Cars that save your skin
Nissan drivers get health care with their cars, writes Neil McDonald
THE fountain of youth could be found in your next new Nissan. The company is working on a range of well being initiatives designed to take the stress out of driving.
It already has odour-eating airconditioning and last week announced vitamin C-infused filters that moisturise your skin while you drive. The device will be available within months in Japan and could roll out to other countries if there is a demand.
Apart from the vitamin C moistouriser for the cabin, Nissan models will also get a plasma cluster filter — developed by Sharp — to take bad smells out of the cabin. It says the ions reduce airborne bacteria and mould.
‘‘People are spending more time in their cars and customers are also telling us that the conventional air conditioning systems are drying their skin out,’’ Nissan’s climate systems engineering chief, Yuzuru Yoshinami, says.
He reports good testing results and a cost-effective product for cars.
‘‘Vitamin C is essential for the synthesis of collagen and elastin, which are necessary for a healthy skin. It is small enough in size to be infused into the air in the cabin. As with other filters, it would need to be replaced once a year,’’ he says.
Yoshinami says the system has already passed university tests on mice. ‘‘We detected an increase in vitamin C on the skin,’’ he says.
Apart from moisturised skin, Nissan is also working on several technologies to not only build safer cars for occupants and pedestrians.
The Japanese carmarker also plans to fit anti-collision technology to automatically detect pedestrians.
The system involves a 360-degree camera display and is part of the companys safety shield that also includes land departure warning system, automatic distance cruise control and blind spot intervention.

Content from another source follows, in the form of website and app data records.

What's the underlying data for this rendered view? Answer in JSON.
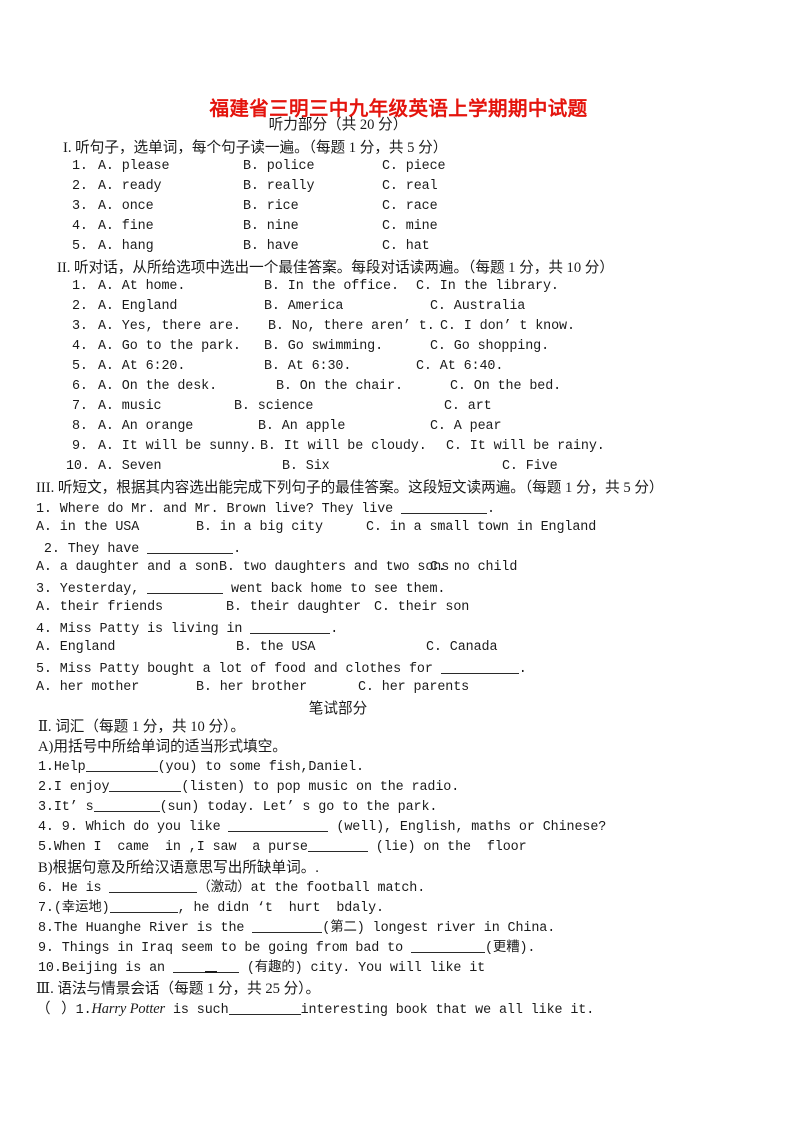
{
  "doc": {
    "title": "福建省三明三中九年级英语上学期期中试题",
    "title_color": "#e4140d",
    "listening_part_heading": "听力部分（共 20 分）",
    "written_part_heading": "笔试部分"
  },
  "listening": {
    "section1": {
      "heading": "I. 听句子，选单词，每个句子读一遍。（每题 1 分，共 5 分）",
      "items": [
        {
          "num": "1.",
          "a": "A. please",
          "b": "B. police",
          "c": "C. piece"
        },
        {
          "num": "2.",
          "a": "A. ready",
          "b": "B. really",
          "c": "C. real"
        },
        {
          "num": "3.",
          "a": "A. once",
          "b": "B. rice",
          "c": "C. race"
        },
        {
          "num": "4.",
          "a": "A. fine",
          "b": "B. nine",
          "c": "C. mine"
        },
        {
          "num": "5.",
          "a": "A. hang",
          "b": "B. have",
          "c": "C. hat"
        }
      ]
    },
    "section2": {
      "heading": "II. 听对话，从所给选项中选出一个最佳答案。每段对话读两遍。（每题 1 分，共 10 分）",
      "items": [
        {
          "num": "1.",
          "a": "A. At home.",
          "b": "B. In the office.",
          "c": "C. In the library."
        },
        {
          "num": "2.",
          "a": "A. England",
          "b": "B. America",
          "c": "C. Australia"
        },
        {
          "num": "3.",
          "a": "A. Yes, there are.",
          "b": "B. No, there aren’ t.",
          "c": "C. I don’ t know."
        },
        {
          "num": "4.",
          "a": "A. Go to the park.",
          "b": "B. Go swimming.",
          "c": "C. Go shopping."
        },
        {
          "num": "5.",
          "a": "A. At 6:20.",
          "b": "B. At 6:30.",
          "c": "C. At 6:40."
        },
        {
          "num": "6.",
          "a": "A. On the desk.",
          "b": "B. On the chair.",
          "c": "C. On the bed."
        },
        {
          "num": "7.",
          "a": "A. music",
          "b": "B. science",
          "c": "C. art"
        },
        {
          "num": "8.",
          "a": "A. An orange",
          "b": "B. An apple",
          "c": "C. A pear"
        },
        {
          "num": "9.",
          "a": "A. It will be sunny.",
          "b": "B. It will be cloudy.",
          "c": "C. It will be rainy."
        },
        {
          "num": "10.",
          "a": "A. Seven",
          "b": "B. Six",
          "c": "C. Five"
        }
      ]
    },
    "section3": {
      "heading": "III. 听短文，根据其内容选出能完成下列句子的最佳答案。这段短文读两遍。（每题 1 分，共 5 分）",
      "q1_stem_before": "1. Where do Mr. and Mr. Brown live? They live ",
      "q1_stem_after": ".",
      "q1_a": "A. in the USA",
      "q1_b": "B. in a big city",
      "q1_c": "C. in a small town in England",
      "q2_stem_before": " 2. They have ",
      "q2_stem_after": ".",
      "q2_a": "A. a daughter and a son",
      "q2_b": "B. two daughters and two sons",
      "q2_c": "C. no child",
      "q3_stem_before": "3. Yesterday, ",
      "q3_stem_after": " went back home to see them.",
      "q3_a": "A. their friends",
      "q3_b": "B. their daughter",
      "q3_c": "C. their son",
      "q4_stem_before": "4. Miss Patty is living in ",
      "q4_stem_after": ".",
      "q4_a": "A. England",
      "q4_b": "B. the USA",
      "q4_c": "C. Canada",
      "q5_stem_before": "5. Miss Patty bought a lot of food and clothes for ",
      "q5_stem_after": ".",
      "q5_a": "A. her mother",
      "q5_b": "B. her brother",
      "q5_c": "C. her parents"
    }
  },
  "written": {
    "vocab": {
      "heading": "Ⅱ. 词汇（每题 1 分，共 10 分）。",
      "sub_a": "A)用括号中所给单词的适当形式填空。",
      "a1_before": "1.Help",
      "a1_after": "(you) to some fish,Daniel.",
      "a2_before": "2.I enjoy",
      "a2_after": "(listen) to pop music on the radio.",
      "a3_before": "3.It’ s",
      "a3_after": "(sun) today. Let’ s go to the park.",
      "a4_before": "4. 9. Which do you like ",
      "a4_after": " (well), English, maths or Chinese?",
      "a5_before": "5.When I  came  in ,I saw  a purse",
      "a5_after": " (lie) on the  floor",
      "sub_b": "B)根据句意及所给汉语意思写出所缺单词。.",
      "b6_before": "6. He is ",
      "b6_after": "（激动）at the football match.",
      "b7_before": "7.(幸运地)",
      "b7_after": ", he didn ‘t  hurt  bdaly.",
      "b8_before": "8.The Huanghe River is the ",
      "b8_after": "(第二) longest river in China.",
      "b9_before": "9. Things in Iraq seem to be going from bad to ",
      "b9_after": "(更糟).",
      "b10_before": "10.Beijing is an ",
      "b10_after": " (有趣的) city. You will like it"
    },
    "grammar": {
      "heading": "Ⅲ. 语法与情景会话（每题 1 分，共 25 分）。",
      "q1_bracket": "（   ）",
      "q1_num": "1.",
      "q1_italic": "Harry Potter",
      "q1_before": " is such",
      "q1_after": "interesting book that we all like it."
    }
  }
}
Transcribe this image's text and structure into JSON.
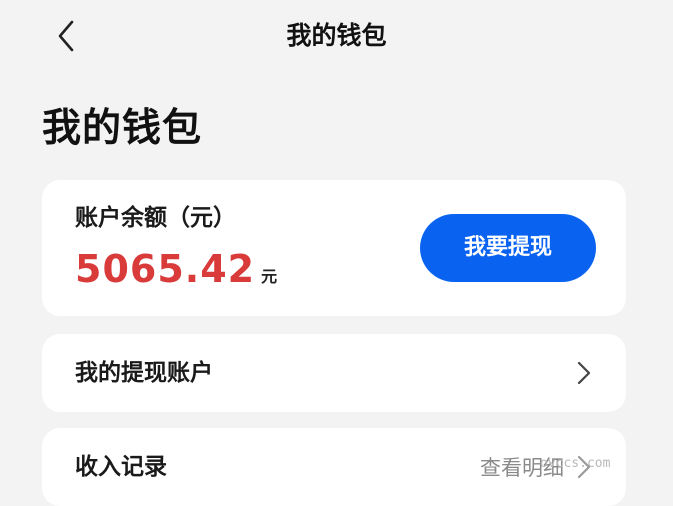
{
  "nav": {
    "back_icon": "chevron-left-icon",
    "title": "我的钱包"
  },
  "page": {
    "title": "我的钱包"
  },
  "balance": {
    "label": "账户余额（元）",
    "amount": "5065.42",
    "unit": "元",
    "amount_color": "#d93a3a"
  },
  "actions": {
    "withdraw_label": "我要提现",
    "accent_color": "#0a63f0"
  },
  "list": {
    "items": [
      {
        "label": "我的提现账户",
        "hint": "",
        "icon": "chevron-right-icon"
      },
      {
        "label": "收入记录",
        "hint": "查看明细",
        "icon": "chevron-right-icon"
      }
    ]
  },
  "watermark": {
    "text": "ovccs.com"
  }
}
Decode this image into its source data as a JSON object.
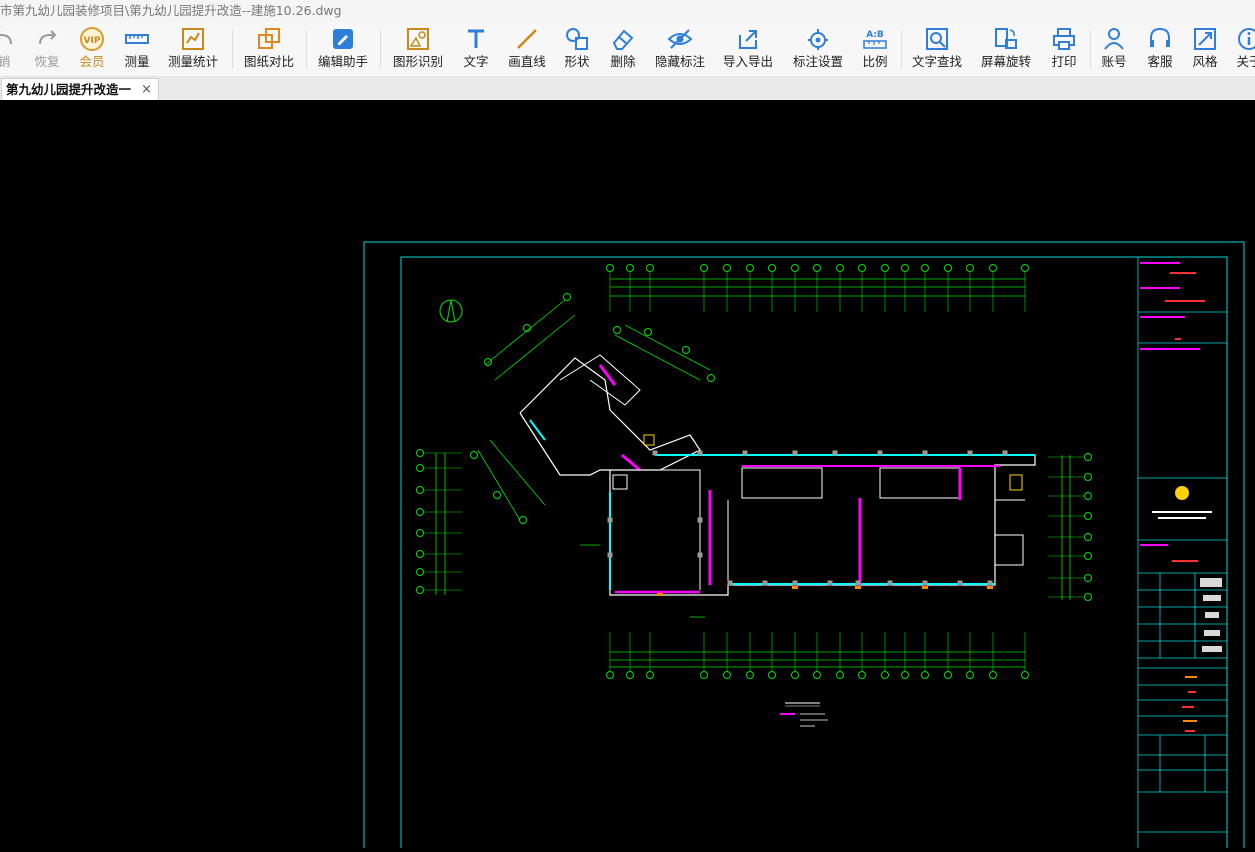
{
  "window": {
    "title": "市第九幼儿园装修项目\\第九幼儿园提升改造--建施10.26.dwg"
  },
  "toolbar": {
    "items": [
      {
        "label": "销",
        "icon": "undo-icon"
      },
      {
        "label": "恢复",
        "icon": "redo-icon"
      },
      {
        "label": "会员",
        "icon": "vip-icon"
      },
      {
        "label": "测量",
        "icon": "ruler-icon"
      },
      {
        "label": "测量统计",
        "icon": "measure-stats-icon"
      },
      {
        "label": "图纸对比",
        "icon": "compare-icon"
      },
      {
        "label": "编辑助手",
        "icon": "edit-assistant-icon"
      },
      {
        "label": "图形识别",
        "icon": "shape-recognize-icon"
      },
      {
        "label": "文字",
        "icon": "text-icon"
      },
      {
        "label": "画直线",
        "icon": "line-icon"
      },
      {
        "label": "形状",
        "icon": "shape-icon"
      },
      {
        "label": "删除",
        "icon": "eraser-icon"
      },
      {
        "label": "隐藏标注",
        "icon": "hide-eye-icon"
      },
      {
        "label": "导入导出",
        "icon": "import-export-icon"
      },
      {
        "label": "标注设置",
        "icon": "annotation-settings-icon"
      },
      {
        "label": "比例",
        "icon": "scale-icon"
      },
      {
        "label": "文字查找",
        "icon": "text-search-icon"
      },
      {
        "label": "屏幕旋转",
        "icon": "rotate-screen-icon"
      },
      {
        "label": "打印",
        "icon": "print-icon"
      },
      {
        "label": "账号",
        "icon": "user-icon"
      },
      {
        "label": "客服",
        "icon": "headset-icon"
      },
      {
        "label": "风格",
        "icon": "style-icon"
      },
      {
        "label": "关于",
        "icon": "info-icon"
      }
    ],
    "vip_badge": "VIP",
    "scale_badge": "A:B"
  },
  "tabs": [
    {
      "label": "第九幼儿园提升改造一",
      "close": "×"
    }
  ],
  "drawing": {
    "colors": {
      "frame": "#00d8d8",
      "grid": "#00e000",
      "wall": "#ffffff",
      "magenta": "#ff00ff",
      "cyan": "#00ffff",
      "red": "#ff3030",
      "yellow": "#ffd200",
      "orange": "#ff8a00",
      "column": "#9a9a9a"
    }
  }
}
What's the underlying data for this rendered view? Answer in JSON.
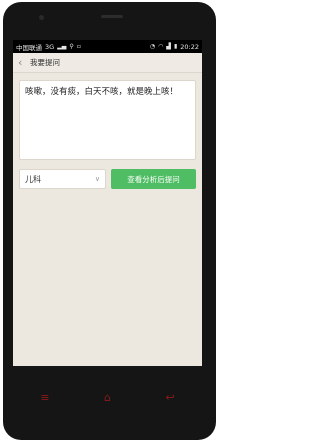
{
  "status_bar": {
    "carrier": "中国联通",
    "network": "3G",
    "time": "20:22"
  },
  "header": {
    "title": "我要提问"
  },
  "question": {
    "text": "咳嗽，没有痰，白天不咳，就是晚上咳！"
  },
  "department": {
    "selected": "儿科"
  },
  "submit": {
    "label": "查看分析后提问"
  },
  "colors": {
    "accent": "#4ebd63",
    "background": "#ece7df",
    "nav_keys": "#8b1a1a"
  },
  "icons": {
    "back": "chevron-left-icon",
    "dropdown": "chevron-down-icon",
    "nav_menu": "menu-icon",
    "nav_home": "home-icon",
    "nav_back": "back-icon"
  }
}
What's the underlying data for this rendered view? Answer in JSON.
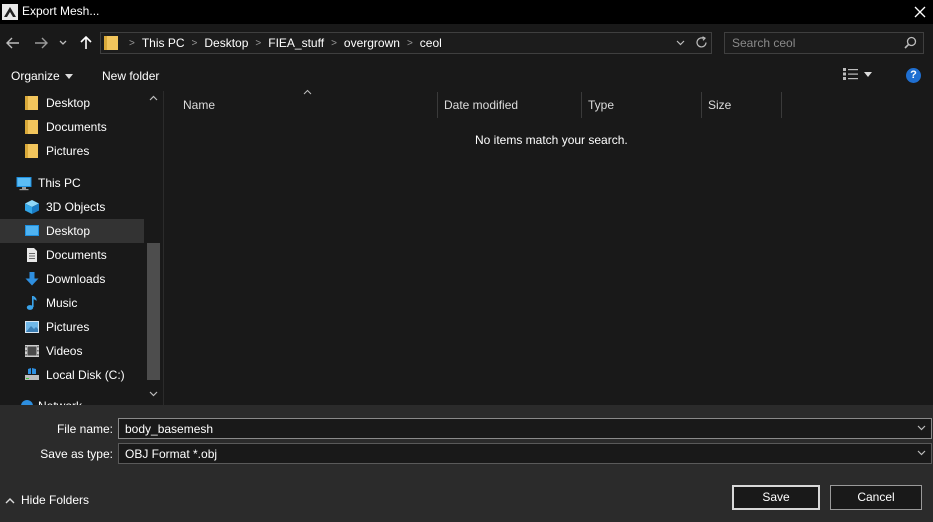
{
  "window": {
    "title": "Export Mesh..."
  },
  "address": {
    "breadcrumbs": [
      "This PC",
      "Desktop",
      "FIEA_stuff",
      "overgrown",
      "ceol"
    ]
  },
  "search": {
    "placeholder": "Search ceol",
    "value": ""
  },
  "commandbar": {
    "organize_label": "Organize",
    "new_folder_label": "New folder"
  },
  "navpane": {
    "quick_access": [
      {
        "label": "Desktop",
        "icon": "folder-icon"
      },
      {
        "label": "Documents",
        "icon": "folder-icon"
      },
      {
        "label": "Pictures",
        "icon": "folder-icon"
      }
    ],
    "this_pc_label": "This PC",
    "this_pc_items": [
      {
        "label": "3D Objects",
        "icon": "cube-icon"
      },
      {
        "label": "Desktop",
        "icon": "desktop-icon",
        "selected": true
      },
      {
        "label": "Documents",
        "icon": "document-icon"
      },
      {
        "label": "Downloads",
        "icon": "download-icon"
      },
      {
        "label": "Music",
        "icon": "music-icon"
      },
      {
        "label": "Pictures",
        "icon": "picture-icon"
      },
      {
        "label": "Videos",
        "icon": "video-icon"
      },
      {
        "label": "Local Disk (C:)",
        "icon": "disk-icon"
      }
    ],
    "network_label": "Network"
  },
  "filelist": {
    "columns": [
      "Name",
      "Date modified",
      "Type",
      "Size"
    ],
    "empty_message": "No items match your search."
  },
  "form": {
    "file_name_label": "File name:",
    "file_name_value": "body_basemesh",
    "save_type_label": "Save as type:",
    "save_type_value": "OBJ Format *.obj"
  },
  "footer": {
    "hide_folders_label": "Hide Folders",
    "save_label": "Save",
    "cancel_label": "Cancel"
  },
  "colors": {
    "background": "#191919",
    "bottom_panel": "#2b2b2b",
    "folder": "#f2c55c",
    "accent": "#1f6fd1"
  }
}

The pedestrian-detection system uses an alarm to alert drivers when a pedestrian is too close to the car if they are parking or reversing out of a car park or driveway.
If it detects a pedestrian it will automatically raise the accelerator pedal and brake the car. It also has a sonar-based collision avoidance system to prevent crashes at speeds as high as 60km/h.
Nissan cars will also come with heated seats that incorporate NASA research to promote better blood circulation.
New luxury seats introduced in its Japan-only Elgrand models also hold passengers in the best possible spot to reduce stresses on the body.
All-round safety: Nissan’s camera-based pedestrian-avoidance system has 360-degree coverage.